It's time to stop. I don't know how fully I can do that without leaving the US, but "I promise on a holy stack of _Beloveds_ by Toni Morrison" (69), I will spend some time with my inner eight-year-old.


  1. One thing that I have a major problem with in your post is the notion that, "you can't really call yourself a feminist without being critical of (capitalism)... or whatever economic system you're living under, for that matter."

    I'm not sure I understand why someone must be distrustful of their economic structure if they're a feminist. Can Republicans be feminists?

    I guess I wonder, do you believe that there is one way to be a feminist?

    Personally, I think that history has shown that feminism is not just one thing -- there are a variety of ways to support women's rights and equality for all people. When we start saying that there's only one way to be a feminist, especially one that's hating all things government (which isn't and shouldn't always be the case), we pigeonhole ourselves where people can (and rightfully) say that feminists are a radical group of people -- the kind of stereotyping that you've mentioned in previous posts as a bad thing.
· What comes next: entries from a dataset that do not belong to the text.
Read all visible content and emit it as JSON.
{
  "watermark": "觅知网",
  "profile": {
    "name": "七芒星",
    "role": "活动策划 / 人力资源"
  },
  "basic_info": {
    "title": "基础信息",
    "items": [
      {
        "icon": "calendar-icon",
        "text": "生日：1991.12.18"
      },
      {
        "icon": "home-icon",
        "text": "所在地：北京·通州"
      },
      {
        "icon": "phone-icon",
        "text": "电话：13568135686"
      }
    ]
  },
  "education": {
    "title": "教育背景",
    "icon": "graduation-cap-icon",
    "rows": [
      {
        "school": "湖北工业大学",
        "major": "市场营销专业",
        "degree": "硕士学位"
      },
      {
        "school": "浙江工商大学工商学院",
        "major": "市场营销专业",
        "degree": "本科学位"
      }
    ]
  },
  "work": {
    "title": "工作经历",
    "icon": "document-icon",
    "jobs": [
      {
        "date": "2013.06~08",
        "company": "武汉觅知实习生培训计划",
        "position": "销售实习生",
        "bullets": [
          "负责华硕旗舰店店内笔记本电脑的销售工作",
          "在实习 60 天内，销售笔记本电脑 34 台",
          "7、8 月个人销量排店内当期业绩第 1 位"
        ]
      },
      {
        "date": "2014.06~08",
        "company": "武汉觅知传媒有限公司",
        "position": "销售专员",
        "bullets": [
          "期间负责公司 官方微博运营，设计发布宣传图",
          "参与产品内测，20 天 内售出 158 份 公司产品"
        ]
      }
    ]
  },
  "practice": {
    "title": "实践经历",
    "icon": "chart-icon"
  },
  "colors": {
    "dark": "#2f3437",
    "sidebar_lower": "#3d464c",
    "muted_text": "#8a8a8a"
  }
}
    If you don't like capitalism, awesome. If you don't like capitalism for feminist reasons, even better. That's your choice. But I don't think feminism is just about fighting the man. For me, it's about supporting other women so that we can achieve equality. The first step in that is understanding that there are other point of views that are certainly still pro-women, or feminist.
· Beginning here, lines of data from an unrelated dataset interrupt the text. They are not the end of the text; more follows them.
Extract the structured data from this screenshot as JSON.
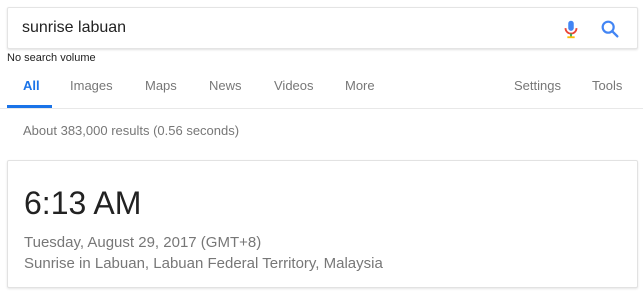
{
  "search": {
    "query": "sunrise labuan",
    "volume_note": "No search volume",
    "mic_icon": "microphone-icon",
    "search_icon": "magnifier-icon"
  },
  "tabs": [
    {
      "label": "All",
      "active": true
    },
    {
      "label": "Images",
      "active": false
    },
    {
      "label": "Maps",
      "active": false
    },
    {
      "label": "News",
      "active": false
    },
    {
      "label": "Videos",
      "active": false
    },
    {
      "label": "More",
      "active": false
    },
    {
      "label": "Settings",
      "active": false
    },
    {
      "label": "Tools",
      "active": false
    }
  ],
  "results": {
    "stats": "About 383,000 results (0.56 seconds)"
  },
  "answer_card": {
    "time": "6:13 AM",
    "date": "Tuesday, August 29, 2017 (GMT+8)",
    "description": "Sunrise in Labuan, Labuan Federal Territory, Malaysia"
  },
  "colors": {
    "accent": "#1a73e8",
    "mic_blue": "#4285f4",
    "mic_red": "#ea4335",
    "mic_yellow": "#fbbc05",
    "mic_green": "#34a853",
    "muted_text": "#777777"
  }
}
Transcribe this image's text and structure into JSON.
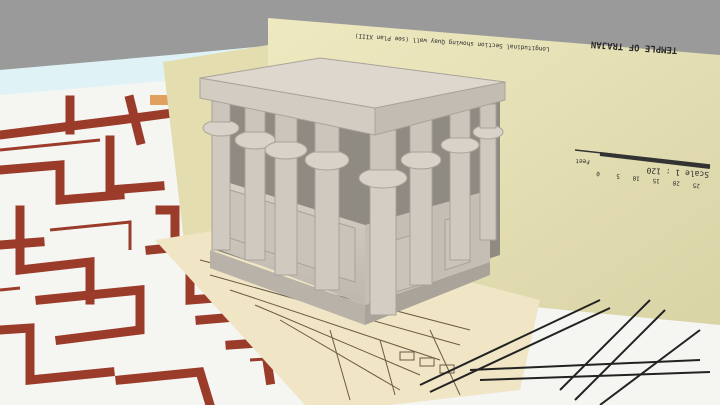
{
  "scene": {
    "kind": "3d-model-viewer",
    "background_color": "#9a9a9a",
    "ground_tint": "#dff3f6",
    "map_path_color": "#9b3b2a",
    "stone_color": "#cfc9c0"
  },
  "drawing_sheet": {
    "title": "TEMPLE OF TRAJAN",
    "caption": "Longitudinal Section showing Quay wall (see Plan XIII)",
    "scale_label": "Scale 1 : 120",
    "scale_ticks": [
      "0",
      "5",
      "10",
      "15",
      "20",
      "25"
    ],
    "unit_label": "Feet",
    "paper_color": "#e7e2b6"
  }
}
    The problems that minority women or victims of sexual assault face are immensely different than the problems that we, as middle class white women, might face. Under no circumstances should we start determining what feminism should look like beyond the changes and choices that we can make ourselves. If we do that, we're alienating the women who are fighting a different fight somewhere else, but it's still for the empowerment and equality of women.

  2. Hi, Lucy. Thank you for posting this.

    I did not exactly mean that feminists should always be distrustful of their economic structure/government (although rereading my post, I see why my tone and word choice led you to think that).

    Instead, I meant that we should be aware of how whatever economic structure/laws we're living under affects us as women, because, as Muscio points out repeatedly, many of the problems we face (in the US, at least) can be traced right down to the foundation of this very structure.

    In response to an anti rape campaign at Central Michigan University (which was focused on educating women about how to protect themselves), my friend Ashley started a "Real Men Don't Rape" campaign at Wayne State. In doing so, she pointed out that if rape didn't occur in the first place, there'd be no need for women to protect themselves.

    That's pretty much the approach Muscio took in _Cunt_. She never explicitly said, "This is an anti-capitalist text." But she did find tons of examples of problems we face and traced them to the belief system on which this country was built.

    In the afterward, she acknowledges that her approach was flawed, as it excludes trans men and women. So does Ashley's "Real Men Don't Rape" campaign.

    So I really appreciate what you've pointed out, because it adds to that. Even if I didn't mean to exclude anyone with what I posted, I did. You're right (and you're right to point out that I've said many times) that feminism is huge and everyone's various perspectives add to that.

    Obviously, I realize that what I subscribe to as a feminist isn't the only way to support women. So I'm sorry if that's what I've led people who read this to believe.

  3. Loved your analysis. Loved the book. I'm in a Gender and Women's Studies graduate program and this book was actually taught in an undergrad class here. Awesomeness? I think that they should make a version that is geared towards younger women (12-16). I wish I had known half of what is addressed in Cunt when I was that age.